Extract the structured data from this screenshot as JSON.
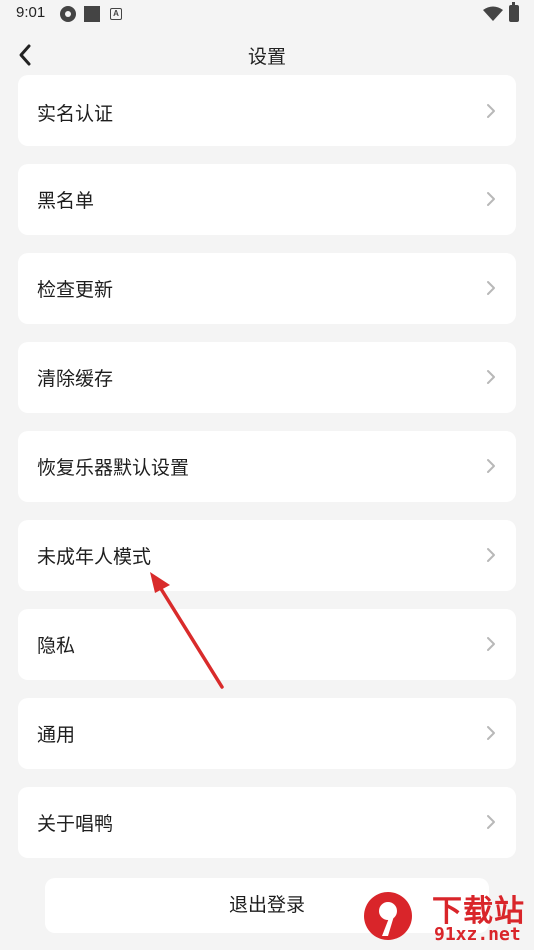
{
  "status_bar": {
    "time": "9:01",
    "notification_icons": [
      "pinwheel-icon",
      "square-icon",
      "a-box-icon"
    ],
    "wifi_icon": "wifi-icon",
    "battery_icon": "battery-icon"
  },
  "header": {
    "back_icon": "chevron-left-icon",
    "title": "设置"
  },
  "menu": {
    "items": [
      {
        "label": "实名认证"
      },
      {
        "label": "黑名单"
      },
      {
        "label": "检查更新"
      },
      {
        "label": "清除缓存"
      },
      {
        "label": "恢复乐器默认设置"
      },
      {
        "label": "未成年人模式"
      },
      {
        "label": "隐私"
      },
      {
        "label": "通用"
      },
      {
        "label": "关于唱鸭"
      }
    ],
    "chevron_icon": "chevron-right-icon"
  },
  "logout": {
    "label": "退出登录"
  },
  "annotation": {
    "arrow_color": "#d92b2b",
    "points_to": "未成年人模式"
  },
  "watermark": {
    "cn_text": "下载站",
    "en_text": "91xz.net",
    "logo_text": "9",
    "color": "#d9252a"
  },
  "colors": {
    "background": "#f4f4f4",
    "card": "#ffffff",
    "text": "#1e1e1e",
    "chevron": "#b8b8b8"
  }
}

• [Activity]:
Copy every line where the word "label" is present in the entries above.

• [Answer below]:
        "label": "实名认证"
        "label": "黑名单"
        "label": "检查更新"
        "label": "清除缓存"
        "label": "恢复乐器默认设置"
        "label": "未成年人模式"
        "label": "隐私"
        "label": "通用"
        "label": "关于唱鸭"
    "label": "退出登录"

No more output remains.